The bullish outlook for gold comes as the precious metal sees some profit-taking heading into the weekend after retesting resistance at $2,000 an ounce. April gold futures last traded at $1980.20 an ounce, relatively flat from last week.
Looking past the short-term technical selling, the analysts noted that gold remains the best safe-haven hedge against financial risks.

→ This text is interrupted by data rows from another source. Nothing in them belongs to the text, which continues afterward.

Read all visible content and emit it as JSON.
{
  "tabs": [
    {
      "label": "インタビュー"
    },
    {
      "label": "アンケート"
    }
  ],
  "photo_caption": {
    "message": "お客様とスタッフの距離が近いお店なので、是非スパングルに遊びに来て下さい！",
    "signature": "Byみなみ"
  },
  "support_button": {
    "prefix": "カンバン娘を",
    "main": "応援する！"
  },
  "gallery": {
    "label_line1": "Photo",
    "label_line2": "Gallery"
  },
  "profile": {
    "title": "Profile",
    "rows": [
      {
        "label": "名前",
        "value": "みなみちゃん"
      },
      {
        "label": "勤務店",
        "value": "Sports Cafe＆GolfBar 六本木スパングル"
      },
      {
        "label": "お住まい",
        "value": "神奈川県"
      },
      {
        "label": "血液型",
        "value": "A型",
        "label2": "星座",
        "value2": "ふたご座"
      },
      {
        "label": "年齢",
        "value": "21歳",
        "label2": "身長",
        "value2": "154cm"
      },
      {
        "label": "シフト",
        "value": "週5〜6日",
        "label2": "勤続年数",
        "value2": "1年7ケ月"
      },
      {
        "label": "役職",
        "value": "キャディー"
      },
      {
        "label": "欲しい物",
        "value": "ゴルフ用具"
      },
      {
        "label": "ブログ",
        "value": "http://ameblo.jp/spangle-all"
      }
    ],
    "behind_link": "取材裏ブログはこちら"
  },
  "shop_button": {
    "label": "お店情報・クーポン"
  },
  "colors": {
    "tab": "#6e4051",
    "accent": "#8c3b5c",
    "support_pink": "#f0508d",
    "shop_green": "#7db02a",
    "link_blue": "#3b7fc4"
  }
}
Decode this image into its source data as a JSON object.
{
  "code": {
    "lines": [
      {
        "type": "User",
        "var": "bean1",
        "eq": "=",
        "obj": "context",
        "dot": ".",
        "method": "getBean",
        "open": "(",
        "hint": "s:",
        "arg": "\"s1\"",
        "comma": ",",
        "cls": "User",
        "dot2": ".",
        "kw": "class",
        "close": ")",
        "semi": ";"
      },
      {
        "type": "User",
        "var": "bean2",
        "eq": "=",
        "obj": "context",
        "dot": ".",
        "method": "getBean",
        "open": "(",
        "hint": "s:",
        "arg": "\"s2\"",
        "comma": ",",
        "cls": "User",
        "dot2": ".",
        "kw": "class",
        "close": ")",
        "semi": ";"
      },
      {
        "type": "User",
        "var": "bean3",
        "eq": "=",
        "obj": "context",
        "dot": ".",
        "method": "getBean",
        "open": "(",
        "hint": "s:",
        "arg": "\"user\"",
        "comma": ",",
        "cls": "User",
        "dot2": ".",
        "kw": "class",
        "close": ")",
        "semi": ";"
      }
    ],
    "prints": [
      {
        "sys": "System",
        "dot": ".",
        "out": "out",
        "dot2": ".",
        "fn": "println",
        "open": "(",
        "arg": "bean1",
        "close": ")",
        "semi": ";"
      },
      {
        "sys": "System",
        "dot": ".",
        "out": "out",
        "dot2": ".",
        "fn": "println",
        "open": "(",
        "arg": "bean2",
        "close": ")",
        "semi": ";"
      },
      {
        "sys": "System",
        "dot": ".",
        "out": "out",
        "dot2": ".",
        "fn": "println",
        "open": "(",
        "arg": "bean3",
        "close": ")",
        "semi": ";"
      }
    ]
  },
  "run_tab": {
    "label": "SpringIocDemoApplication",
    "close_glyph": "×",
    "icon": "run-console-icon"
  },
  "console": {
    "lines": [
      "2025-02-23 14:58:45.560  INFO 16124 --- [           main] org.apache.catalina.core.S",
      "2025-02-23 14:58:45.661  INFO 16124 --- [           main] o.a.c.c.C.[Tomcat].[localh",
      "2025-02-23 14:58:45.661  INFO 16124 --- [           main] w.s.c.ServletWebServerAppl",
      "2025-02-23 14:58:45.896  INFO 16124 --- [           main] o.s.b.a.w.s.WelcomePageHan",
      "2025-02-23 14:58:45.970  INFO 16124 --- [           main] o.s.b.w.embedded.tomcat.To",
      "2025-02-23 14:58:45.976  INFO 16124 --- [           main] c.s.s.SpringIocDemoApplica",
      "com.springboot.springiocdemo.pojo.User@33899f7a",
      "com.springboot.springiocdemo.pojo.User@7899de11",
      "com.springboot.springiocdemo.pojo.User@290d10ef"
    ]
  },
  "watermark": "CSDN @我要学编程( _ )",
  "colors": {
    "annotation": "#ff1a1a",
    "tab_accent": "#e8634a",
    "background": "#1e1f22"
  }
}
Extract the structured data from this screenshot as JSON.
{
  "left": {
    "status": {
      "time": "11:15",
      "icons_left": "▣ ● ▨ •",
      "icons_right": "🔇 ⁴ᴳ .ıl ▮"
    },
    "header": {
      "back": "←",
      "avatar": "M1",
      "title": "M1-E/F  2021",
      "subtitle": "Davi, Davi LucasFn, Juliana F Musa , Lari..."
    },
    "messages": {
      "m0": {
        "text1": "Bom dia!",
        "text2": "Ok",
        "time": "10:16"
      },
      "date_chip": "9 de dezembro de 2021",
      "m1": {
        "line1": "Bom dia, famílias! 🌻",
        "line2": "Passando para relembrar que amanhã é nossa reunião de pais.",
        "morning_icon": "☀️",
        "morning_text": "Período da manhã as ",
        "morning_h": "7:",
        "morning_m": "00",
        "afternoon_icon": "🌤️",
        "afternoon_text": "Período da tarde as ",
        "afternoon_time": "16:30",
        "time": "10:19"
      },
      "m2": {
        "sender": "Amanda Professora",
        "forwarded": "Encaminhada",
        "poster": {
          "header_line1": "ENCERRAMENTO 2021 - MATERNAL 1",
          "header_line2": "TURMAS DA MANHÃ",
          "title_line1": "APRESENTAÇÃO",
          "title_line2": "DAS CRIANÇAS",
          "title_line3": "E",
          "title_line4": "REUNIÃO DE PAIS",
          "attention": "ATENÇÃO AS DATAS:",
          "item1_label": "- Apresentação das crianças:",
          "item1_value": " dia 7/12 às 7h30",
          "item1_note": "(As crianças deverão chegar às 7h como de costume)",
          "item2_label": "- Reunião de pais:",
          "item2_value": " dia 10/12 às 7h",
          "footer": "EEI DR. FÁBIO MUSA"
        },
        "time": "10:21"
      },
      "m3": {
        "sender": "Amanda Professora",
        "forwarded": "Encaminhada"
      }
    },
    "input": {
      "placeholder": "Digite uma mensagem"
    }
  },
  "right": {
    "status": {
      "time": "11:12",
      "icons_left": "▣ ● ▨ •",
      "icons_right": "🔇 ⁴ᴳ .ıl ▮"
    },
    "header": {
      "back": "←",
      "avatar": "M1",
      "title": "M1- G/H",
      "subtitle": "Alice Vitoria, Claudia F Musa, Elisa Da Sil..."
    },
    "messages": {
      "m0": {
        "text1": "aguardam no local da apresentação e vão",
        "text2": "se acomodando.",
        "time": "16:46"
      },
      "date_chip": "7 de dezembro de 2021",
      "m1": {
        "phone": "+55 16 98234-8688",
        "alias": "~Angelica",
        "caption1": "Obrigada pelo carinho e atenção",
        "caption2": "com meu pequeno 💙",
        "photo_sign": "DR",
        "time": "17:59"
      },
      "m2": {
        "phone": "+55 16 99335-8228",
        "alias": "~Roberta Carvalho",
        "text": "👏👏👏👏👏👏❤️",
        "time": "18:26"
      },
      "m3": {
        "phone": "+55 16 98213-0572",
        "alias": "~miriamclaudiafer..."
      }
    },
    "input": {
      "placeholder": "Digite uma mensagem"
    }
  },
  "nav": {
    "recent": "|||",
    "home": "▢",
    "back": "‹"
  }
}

They also added that an end to the Federal Reserve's tightening cycle, leading to a weaker U.S. dollar, will continue supporting the precious metal.
According to Goldman Sachs, investors will once again start moving capital into gold-backed exchange-traded products.
"We believe the market will be well supported not only by ETF inflows once Fed fund rates have peaked but by a stronger 'Wealth' effect from the East as the USD depreciates into year-end on yield compression and EM GDP grows strongly on China reopening effects,” the bank said in the note.
Since the start of the banking crisis two weeks ago with the collapse of two major regional U.S. banks, about 24 tonnes of gold has flowed into the world's biggest gold ETF, SPDR Gold Shares (NYSE: GLD).
According to data from the World Gold Council, global gold ETFs saw inflows of 18 tonnes in the first few days of the banking crisis, ending ten consecutive weeks of outflows.
|Gold bulls are in the driver's seat; market sentiment looking for prices to hold around $2,000|
Although gold is expected to grind higher from current levels, Goldman analysts said it would take a significant shift in the Federal Reserve's monetary policy to push prices above $2,100 an ounce.
Goldman Sachs economists are not expecting the Federal Reserve to cut interest rates this year, in line with comments from the head of the central bank Jerome Powell.
However, market expectations paint a different picture. According to the CME FedWatch Tool, the market is pricing in a rate cut by June and sees the potential for four rate cuts before the end of the year.